Newborn infants are able to distinguish many of the sounds that are contrasted by the world's languages. Their pattern of sucking on a blind nipple signals a perceived change in a repeated sound. They are also able to hear the similarities between sounds such as those that are the same vowel but have different pitches. The ability to respond to such a wide range of distinctions changes dramatically in the first year of life. By 12 months, infants no longer respond to some of the distinctions that are outside their native language, while infants from language communities that do make those same distinctions retain the ability. Future experience could reinstate the ability, so it is unlikely that low-level auditory changes have taken place; the distinctions, although still coded by the sensory system, do not readily control the infant's behavior.
Although conductive hearing losses can generally be treated adequately by appropriate amplification of sound, sensorineural hearing loss involves a failure of the frequency-analyzing mechanism in the inner ear that humans cannot yet compensate for. Not only do sounds need to be louder before they can be heard, but they are not so well separated by the ear into different frequencies. Also, the sensorineurally deaf patient tolerates only a limited range of intensities of sound; amplified sounds soon become unbearable (loudness recruitment).

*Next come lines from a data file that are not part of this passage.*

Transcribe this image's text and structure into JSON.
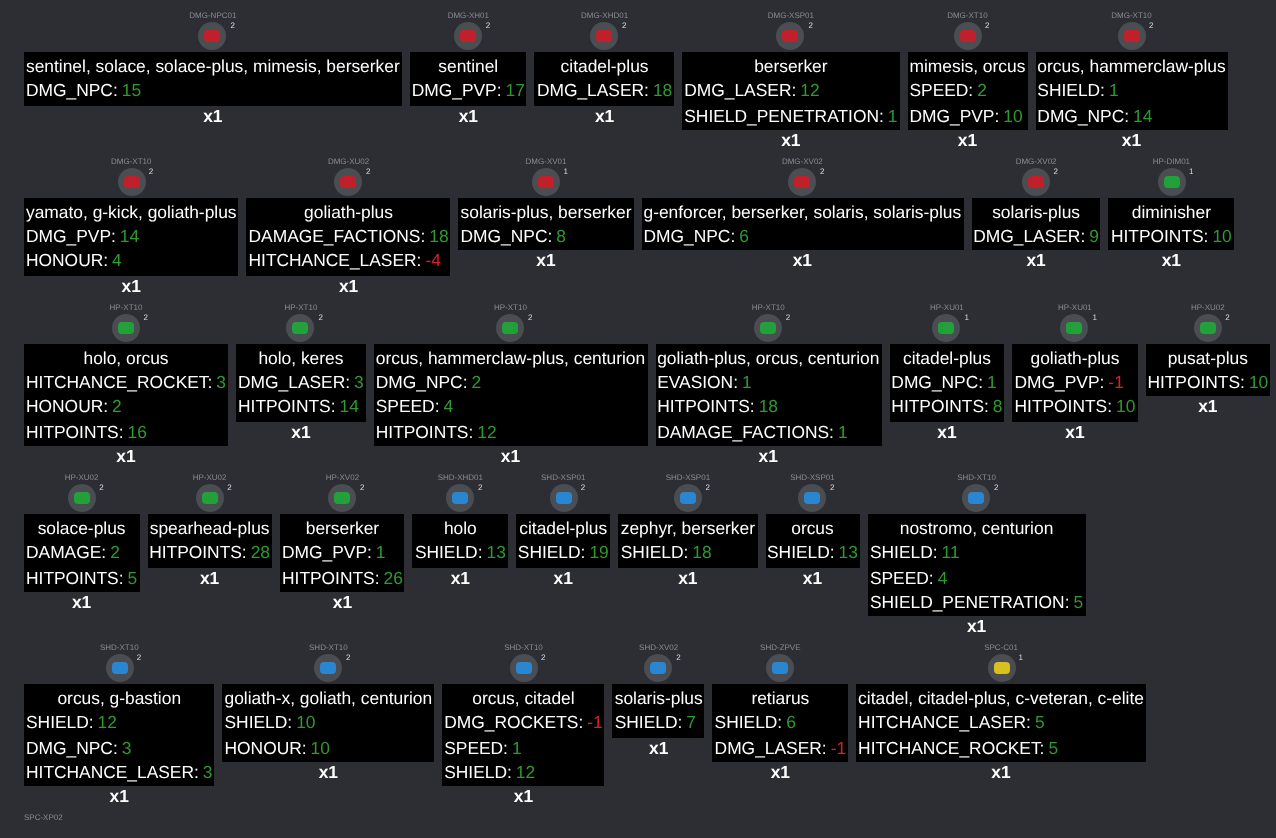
{
  "rows": [
    {
      "items": [
        {
          "code": "DMG-NPC01",
          "badge": "2",
          "color": "#c0202a",
          "title": "sentinel, solace, solace-plus, mimesis, berserker",
          "stats": [
            {
              "name": "DMG_NPC:",
              "value": "15",
              "negative": false
            }
          ],
          "quantity": "x1"
        },
        {
          "code": "DMG-XH01",
          "badge": "2",
          "color": "#c0202a",
          "title": "sentinel",
          "stats": [
            {
              "name": "DMG_PVP:",
              "value": "17",
              "negative": false
            }
          ],
          "quantity": "x1"
        },
        {
          "code": "DMG-XHD01",
          "badge": "2",
          "color": "#c0202a",
          "title": "citadel-plus",
          "stats": [
            {
              "name": "DMG_LASER:",
              "value": "18",
              "negative": false
            }
          ],
          "quantity": "x1"
        },
        {
          "code": "DMG-XSP01",
          "badge": "2",
          "color": "#c0202a",
          "title": "berserker",
          "stats": [
            {
              "name": "DMG_LASER:",
              "value": "12",
              "negative": false
            },
            {
              "name": "SHIELD_PENETRATION:",
              "value": "1",
              "negative": false
            }
          ],
          "quantity": "x1"
        },
        {
          "code": "DMG-XT10",
          "badge": "2",
          "color": "#c0202a",
          "title": "mimesis, orcus",
          "stats": [
            {
              "name": "SPEED:",
              "value": "2",
              "negative": false
            },
            {
              "name": "DMG_PVP:",
              "value": "10",
              "negative": false
            }
          ],
          "quantity": "x1"
        },
        {
          "code": "DMG-XT10",
          "badge": "2",
          "color": "#c0202a",
          "title": "orcus, hammerclaw-plus",
          "stats": [
            {
              "name": "SHIELD:",
              "value": "1",
              "negative": false
            },
            {
              "name": "DMG_NPC:",
              "value": "14",
              "negative": false
            }
          ],
          "quantity": "x1"
        }
      ]
    },
    {
      "items": [
        {
          "code": "DMG-XT10",
          "badge": "2",
          "color": "#c0202a",
          "title": "yamato, g-kick, goliath-plus",
          "stats": [
            {
              "name": "DMG_PVP:",
              "value": "14",
              "negative": false
            },
            {
              "name": "HONOUR:",
              "value": "4",
              "negative": false
            }
          ],
          "quantity": "x1"
        },
        {
          "code": "DMG-XU02",
          "badge": "2",
          "color": "#c0202a",
          "title": "goliath-plus",
          "stats": [
            {
              "name": "DAMAGE_FACTIONS:",
              "value": "18",
              "negative": false
            },
            {
              "name": "HITCHANCE_LASER:",
              "value": "-4",
              "negative": true
            }
          ],
          "quantity": "x1"
        },
        {
          "code": "DMG-XV01",
          "badge": "1",
          "color": "#c0202a",
          "title": "solaris-plus, berserker",
          "stats": [
            {
              "name": "DMG_NPC:",
              "value": "8",
              "negative": false
            }
          ],
          "quantity": "x1"
        },
        {
          "code": "DMG-XV02",
          "badge": "2",
          "color": "#c0202a",
          "title": "g-enforcer, berserker, solaris, solaris-plus",
          "stats": [
            {
              "name": "DMG_NPC:",
              "value": "6",
              "negative": false
            }
          ],
          "quantity": "x1"
        },
        {
          "code": "DMG-XV02",
          "badge": "2",
          "color": "#c0202a",
          "title": "solaris-plus",
          "stats": [
            {
              "name": "DMG_LASER:",
              "value": "9",
              "negative": false
            }
          ],
          "quantity": "x1"
        },
        {
          "code": "HP-DIM01",
          "badge": "1",
          "color": "#22a03a",
          "title": "diminisher",
          "stats": [
            {
              "name": "HITPOINTS:",
              "value": "10",
              "negative": false
            }
          ],
          "quantity": "x1"
        }
      ]
    },
    {
      "items": [
        {
          "code": "HP-XT10",
          "badge": "2",
          "color": "#22a03a",
          "title": "holo, orcus",
          "stats": [
            {
              "name": "HITCHANCE_ROCKET:",
              "value": "3",
              "negative": false
            },
            {
              "name": "HONOUR:",
              "value": "2",
              "negative": false
            },
            {
              "name": "HITPOINTS:",
              "value": "16",
              "negative": false
            }
          ],
          "quantity": "x1"
        },
        {
          "code": "HP-XT10",
          "badge": "2",
          "color": "#22a03a",
          "title": "holo, keres",
          "stats": [
            {
              "name": "DMG_LASER:",
              "value": "3",
              "negative": false
            },
            {
              "name": "HITPOINTS:",
              "value": "14",
              "negative": false
            }
          ],
          "quantity": "x1"
        },
        {
          "code": "HP-XT10",
          "badge": "2",
          "color": "#22a03a",
          "title": "orcus, hammerclaw-plus, centurion",
          "stats": [
            {
              "name": "DMG_NPC:",
              "value": "2",
              "negative": false
            },
            {
              "name": "SPEED:",
              "value": "4",
              "negative": false
            },
            {
              "name": "HITPOINTS:",
              "value": "12",
              "negative": false
            }
          ],
          "quantity": "x1"
        },
        {
          "code": "HP-XT10",
          "badge": "2",
          "color": "#22a03a",
          "title": "goliath-plus, orcus, centurion",
          "stats": [
            {
              "name": "EVASION:",
              "value": "1",
              "negative": false
            },
            {
              "name": "HITPOINTS:",
              "value": "18",
              "negative": false
            },
            {
              "name": "DAMAGE_FACTIONS:",
              "value": "1",
              "negative": false
            }
          ],
          "quantity": "x1"
        },
        {
          "code": "HP-XU01",
          "badge": "1",
          "color": "#22a03a",
          "title": "citadel-plus",
          "stats": [
            {
              "name": "DMG_NPC:",
              "value": "1",
              "negative": false
            },
            {
              "name": "HITPOINTS:",
              "value": "8",
              "negative": false
            }
          ],
          "quantity": "x1"
        },
        {
          "code": "HP-XU01",
          "badge": "1",
          "color": "#22a03a",
          "title": "goliath-plus",
          "stats": [
            {
              "name": "DMG_PVP:",
              "value": "-1",
              "negative": true
            },
            {
              "name": "HITPOINTS:",
              "value": "10",
              "negative": false
            }
          ],
          "quantity": "x1"
        },
        {
          "code": "HP-XU02",
          "badge": "2",
          "color": "#22a03a",
          "title": "pusat-plus",
          "stats": [
            {
              "name": "HITPOINTS:",
              "value": "10",
              "negative": false
            }
          ],
          "quantity": "x1"
        }
      ]
    },
    {
      "items": [
        {
          "code": "HP-XU02",
          "badge": "2",
          "color": "#22a03a",
          "title": "solace-plus",
          "stats": [
            {
              "name": "DAMAGE:",
              "value": "2",
              "negative": false
            },
            {
              "name": "HITPOINTS:",
              "value": "5",
              "negative": false
            }
          ],
          "quantity": "x1"
        },
        {
          "code": "HP-XU02",
          "badge": "2",
          "color": "#22a03a",
          "title": "spearhead-plus",
          "stats": [
            {
              "name": "HITPOINTS:",
              "value": "28",
              "negative": false
            }
          ],
          "quantity": "x1"
        },
        {
          "code": "HP-XV02",
          "badge": "2",
          "color": "#22a03a",
          "title": "berserker",
          "stats": [
            {
              "name": "DMG_PVP:",
              "value": "1",
              "negative": false
            },
            {
              "name": "HITPOINTS:",
              "value": "26",
              "negative": false
            }
          ],
          "quantity": "x1"
        },
        {
          "code": "SHD-XHD01",
          "badge": "2",
          "color": "#2a86d0",
          "title": "holo",
          "stats": [
            {
              "name": "SHIELD:",
              "value": "13",
              "negative": false
            }
          ],
          "quantity": "x1"
        },
        {
          "code": "SHD-XSP01",
          "badge": "2",
          "color": "#2a86d0",
          "title": "citadel-plus",
          "stats": [
            {
              "name": "SHIELD:",
              "value": "19",
              "negative": false
            }
          ],
          "quantity": "x1"
        },
        {
          "code": "SHD-XSP01",
          "badge": "2",
          "color": "#2a86d0",
          "title": "zephyr, berserker",
          "stats": [
            {
              "name": "SHIELD:",
              "value": "18",
              "negative": false
            }
          ],
          "quantity": "x1"
        },
        {
          "code": "SHD-XSP01",
          "badge": "2",
          "color": "#2a86d0",
          "title": "orcus",
          "stats": [
            {
              "name": "SHIELD:",
              "value": "13",
              "negative": false
            }
          ],
          "quantity": "x1"
        },
        {
          "code": "SHD-XT10",
          "badge": "2",
          "color": "#2a86d0",
          "title": "nostromo, centurion",
          "stats": [
            {
              "name": "SHIELD:",
              "value": "11",
              "negative": false
            },
            {
              "name": "SPEED:",
              "value": "4",
              "negative": false
            },
            {
              "name": "SHIELD_PENETRATION:",
              "value": "5",
              "negative": false
            }
          ],
          "quantity": "x1"
        }
      ]
    },
    {
      "items": [
        {
          "code": "SHD-XT10",
          "badge": "2",
          "color": "#2a86d0",
          "title": "orcus, g-bastion",
          "stats": [
            {
              "name": "SHIELD:",
              "value": "12",
              "negative": false
            },
            {
              "name": "DMG_NPC:",
              "value": "3",
              "negative": false
            },
            {
              "name": "HITCHANCE_LASER:",
              "value": "3",
              "negative": false
            }
          ],
          "quantity": "x1"
        },
        {
          "code": "SHD-XT10",
          "badge": "2",
          "color": "#2a86d0",
          "title": "goliath-x, goliath, centurion",
          "stats": [
            {
              "name": "SHIELD:",
              "value": "10",
              "negative": false
            },
            {
              "name": "HONOUR:",
              "value": "10",
              "negative": false
            }
          ],
          "quantity": "x1"
        },
        {
          "code": "SHD-XT10",
          "badge": "2",
          "color": "#2a86d0",
          "title": "orcus, citadel",
          "stats": [
            {
              "name": "DMG_ROCKETS:",
              "value": "-1",
              "negative": true
            },
            {
              "name": "SPEED:",
              "value": "1",
              "negative": false
            },
            {
              "name": "SHIELD:",
              "value": "12",
              "negative": false
            }
          ],
          "quantity": "x1"
        },
        {
          "code": "SHD-XV02",
          "badge": "2",
          "color": "#2a86d0",
          "title": "solaris-plus",
          "stats": [
            {
              "name": "SHIELD:",
              "value": "7",
              "negative": false
            }
          ],
          "quantity": "x1"
        },
        {
          "code": "SHD-ZPVE",
          "color": "#2a86d0",
          "title": "retiarus",
          "stats": [
            {
              "name": "SHIELD:",
              "value": "6",
              "negative": false
            },
            {
              "name": "DMG_LASER:",
              "value": "-1",
              "negative": true
            }
          ],
          "quantity": "x1"
        },
        {
          "code": "SPC-C01",
          "badge": "1",
          "color": "#d8c020",
          "title": "citadel, citadel-plus, c-veteran, c-elite",
          "stats": [
            {
              "name": "HITCHANCE_LASER:",
              "value": "5",
              "negative": false
            },
            {
              "name": "HITCHANCE_ROCKET:",
              "value": "5",
              "negative": false
            }
          ],
          "quantity": "x1"
        }
      ]
    },
    {
      "items": [
        {
          "code": "SPC-XP02"
        }
      ]
    }
  ]
}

These three consequences of sensorineural hearing loss lead to severe problems in perceiving a complex signal such as speech. Speech consists of many rapidly changing frequency components that normally can be perceptually resolved. The lack of frequency resolution in the sensorineural patient makes it harder for the listener to identify the peaks in the spectrum that distinguish the simplest speech sounds from each other; and the use of frequency-selective automatic gain controls to alleviate the recruitment problem reduces the distinctiveness of different sounds further. These patients may also be less sensitive than people with normal hearing to sounds that change over time, a disability that further impairs speech perception.
Some profoundly deaf patients can identify some isolated words by using multichannel cochlear implants. Sound is filtered into different frequency channels, or different parameters of the speech are automatically extracted, and electrical pulses are then conveyed to different locations in the cochlea by implanted electrodes. The electrical pulses stimulate the auditory nerve directly, bypassing the inactive hair cells of the damaged ear. Such devices cannot reconstruct the rich information that the normal cochlear feeds to the auditory nerve. See Hearing (human), Perception, Psychoacoustics, Speech